Obama's national security giveaway
Details are scarce on the new START Treaty to be signed in Moscow on April 8th, but if I read accounts correctly, President Obama has given a major American strength by limiting American delivery systems, not just warheads. Russian Foreign Minister Sergey Lavrov told a Moscow press conference that:
The Treaty envisages that Russia and the United States reduce and limit their strategic offensive arms in such a manner that, seven years after its coming into force and further on, the total amount in possession of each of the sides should not exceed:(1) 700 deployed intercontinental ballistic missiles, submarine-launched ballistic missiles and heavy bombers;
(2) 1,550 warheads for these; and
(3) 800 deployed and undeployed ICBM launchers, SLBM launchers and heavy bombers.
Delivery systems are a US strength and a Russian weakness. These same delivery systems can be used for conventional warheads.
The Russians' goal in this exercise was to curb the thing they fear most: US global reach with precision guided munitions (PGMs) with conventional warheads. If we had to conduct an operation similar to OIF, it's possible that in order to retain a credible nuclear deterrence and remain within the limitations, that there would be a commensurate reduction of B-52s and B-2s to deliver JDAMS, and a limitation at some level of cruise missiles to conduct any "shock and awe" operation.

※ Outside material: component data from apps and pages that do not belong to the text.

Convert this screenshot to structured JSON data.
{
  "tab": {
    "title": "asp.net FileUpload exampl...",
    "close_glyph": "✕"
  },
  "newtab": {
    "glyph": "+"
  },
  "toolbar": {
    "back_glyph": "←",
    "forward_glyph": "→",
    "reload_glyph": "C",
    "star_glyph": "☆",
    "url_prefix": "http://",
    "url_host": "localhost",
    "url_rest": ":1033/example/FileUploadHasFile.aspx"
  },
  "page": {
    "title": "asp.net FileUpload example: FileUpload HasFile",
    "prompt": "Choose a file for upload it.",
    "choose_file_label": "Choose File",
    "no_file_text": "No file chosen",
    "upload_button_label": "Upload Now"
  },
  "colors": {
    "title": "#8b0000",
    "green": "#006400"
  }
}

So, in one fell swoop, Obama has handed over one of our few military advantages. Imagine OEF, OIF, Kosovo, etc. with limited numbers of cruise missiles, B-52s, B-2s able to deliver PGMs. Or worse, the treaty may be so restrictive that certain numbers systems must be retained for the nuclear mission so that no conventional capability can be deployed. That Gates sings the praises of this treaty is scarier still.